One of the pieces of conventional wisdom regarding coaching soccer is that it is a "player's game." That events on the field are largely dictated by the level of player's, and that it is so free-flowing and random that it's not worth attempting to intervene, and some may even actively discourage any type of coaching from the sideline or during an exercise.
I am firmly opposed to this idea, and as a coach, I am very proactive and energetic during both trainings and games. I believe that a good coach should be able to read the events of a game, and relay appropriate instructions to players. During training, I believe it is the coach's responsibility to establish a style of play to provide the team with an identity, along with insuring performance standards are met.
In the first part of the following video, I stepped away during the team's warmup rondo to discuss an exercise with my assistant coach. This is not an uncommon occurrence at trainings of every level, from youth to pro. Predictably, the mood was very relaxed, and the quality was extremely low. Upon my return, and with an active presence, the level predictably rose.
Of course context is crucial when evaluating this scenario: with seasoned pros, or even a mid-level club team with the appropriate culture, the level may not differ in this type of exercise whether the coach is present or not.

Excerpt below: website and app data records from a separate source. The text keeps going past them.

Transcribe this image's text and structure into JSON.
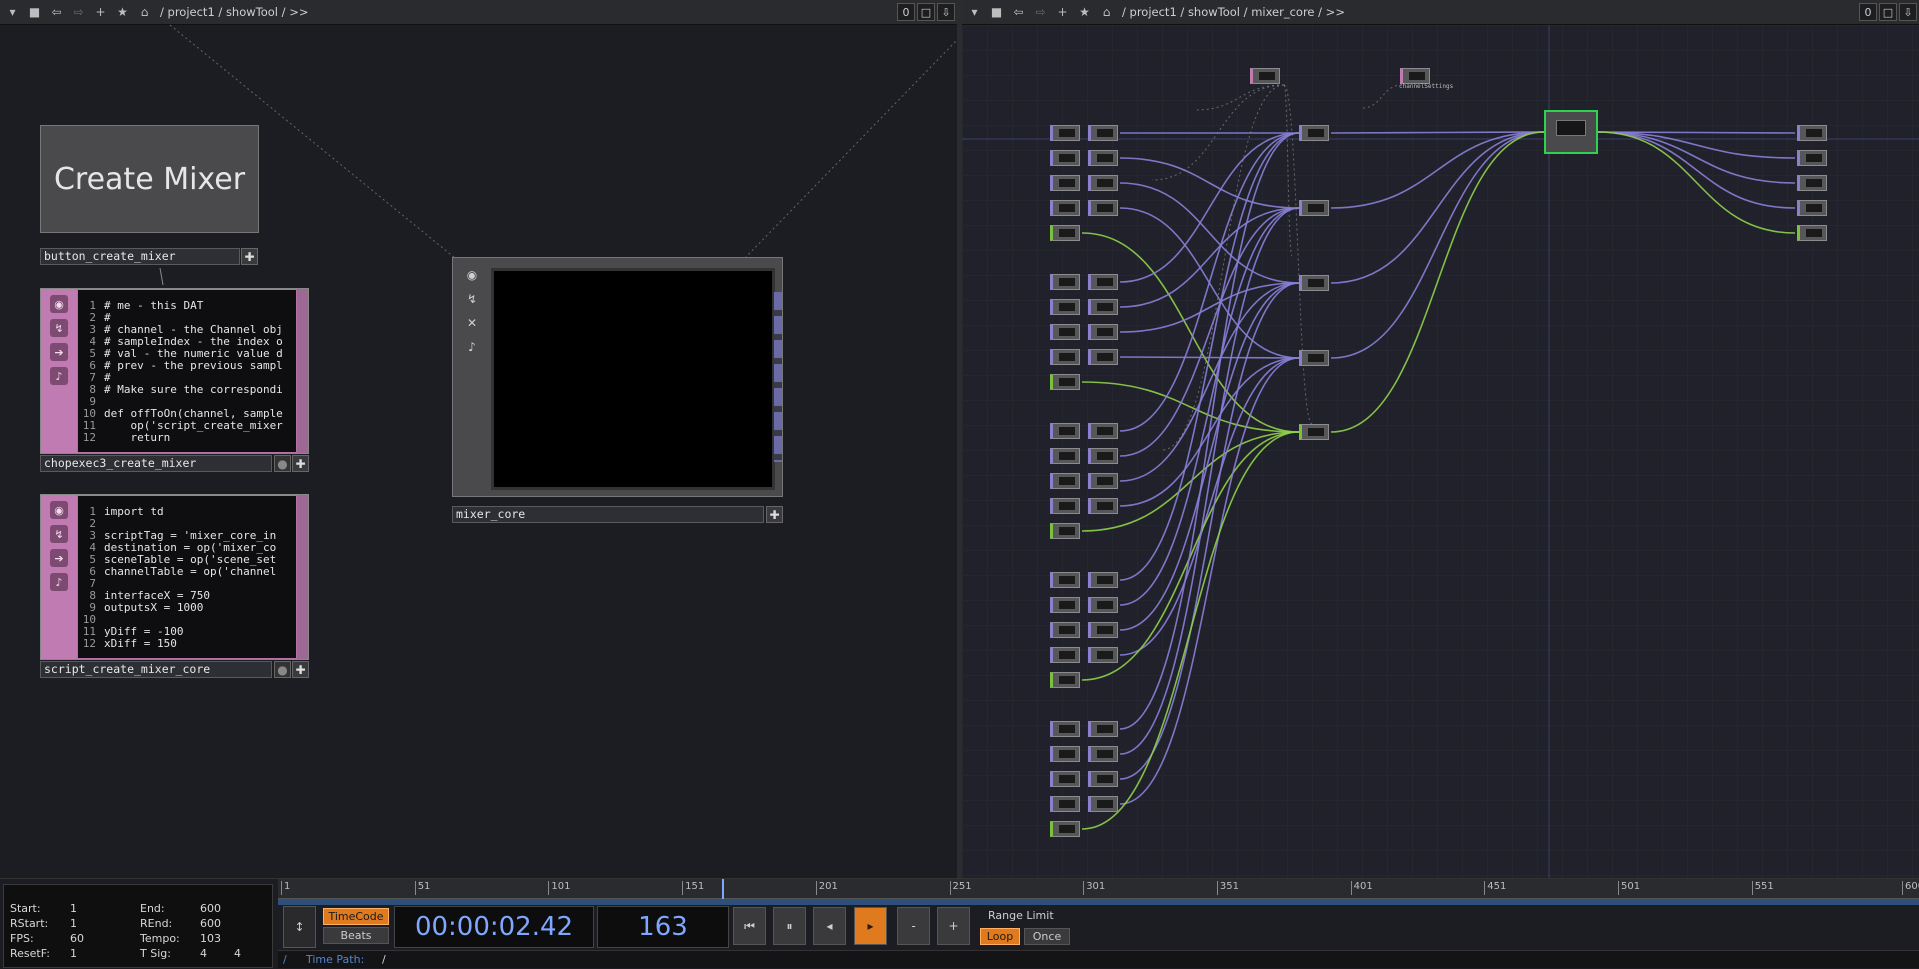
{
  "left_pane": {
    "path": "/ project1 / showTool / >>",
    "counter": "0",
    "button_node": {
      "label": "Create Mixer",
      "name": "button_create_mixer"
    },
    "chopexec": {
      "name": "chopexec3_create_mixer",
      "lines": [
        {
          "n": "1",
          "t": "# me - this DAT"
        },
        {
          "n": "2",
          "t": "#"
        },
        {
          "n": "3",
          "t": "# channel - the Channel obj"
        },
        {
          "n": "4",
          "t": "# sampleIndex - the index o"
        },
        {
          "n": "5",
          "t": "# val - the numeric value d"
        },
        {
          "n": "6",
          "t": "# prev - the previous sampl"
        },
        {
          "n": "7",
          "t": "#"
        },
        {
          "n": "8",
          "t": "# Make sure the correspondi"
        },
        {
          "n": "9",
          "t": ""
        },
        {
          "n": "10",
          "t": "def offToOn(channel, sample"
        },
        {
          "n": "11",
          "t": "    op('script_create_mixer"
        },
        {
          "n": "12",
          "t": "    return"
        }
      ]
    },
    "script": {
      "name": "script_create_mixer_core",
      "lines": [
        {
          "n": "1",
          "t": "import td"
        },
        {
          "n": "2",
          "t": ""
        },
        {
          "n": "3",
          "t": "scriptTag = 'mixer_core_in"
        },
        {
          "n": "4",
          "t": "destination = op('mixer_co"
        },
        {
          "n": "5",
          "t": "sceneTable = op('scene_set"
        },
        {
          "n": "6",
          "t": "channelTable = op('channel"
        },
        {
          "n": "7",
          "t": ""
        },
        {
          "n": "8",
          "t": "interfaceX = 750"
        },
        {
          "n": "9",
          "t": "outputsX = 1000"
        },
        {
          "n": "10",
          "t": ""
        },
        {
          "n": "11",
          "t": "yDiff = -100"
        },
        {
          "n": "12",
          "t": "xDiff = 150"
        }
      ]
    },
    "viewer": {
      "name": "mixer_core"
    }
  },
  "right_pane": {
    "path": "/ project1 / showTool / mixer_core / >>",
    "counter": "0",
    "note_label": "channelSettings"
  },
  "timeline": {
    "ruler": [
      "1",
      "51",
      "101",
      "151",
      "201",
      "251",
      "301",
      "351",
      "401",
      "451",
      "501",
      "551",
      "600"
    ],
    "stats": {
      "start_label": "Start:",
      "start": "1",
      "end_label": "End:",
      "end": "600",
      "rstart_label": "RStart:",
      "rstart": "1",
      "rend_label": "REnd:",
      "rend": "600",
      "fps_label": "FPS:",
      "fps": "60",
      "tempo_label": "Tempo:",
      "tempo": "103",
      "resetf_label": "ResetF:",
      "resetf": "1",
      "tsig_label": "T Sig:",
      "tsig_a": "4",
      "tsig_b": "4"
    },
    "timecode_label": "TimeCode",
    "beats_label": "Beats",
    "time_display": "00:00:02.42",
    "frame_display": "163",
    "range_limit_label": "Range Limit",
    "loop_label": "Loop",
    "once_label": "Once",
    "time_path_label": "Time Path:",
    "time_path_value": "/",
    "slash": "/"
  },
  "colors": {
    "accent": "#e07a1f",
    "purple_wire": "#8a80d8",
    "green_wire": "#8fd04a",
    "dat_pink": "#b371a6"
  }
}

The question coaches need to ask themselves is: what's happening when we aren't watching? What am I missing? And of course the next logical step in this line of questions... What do I want to see?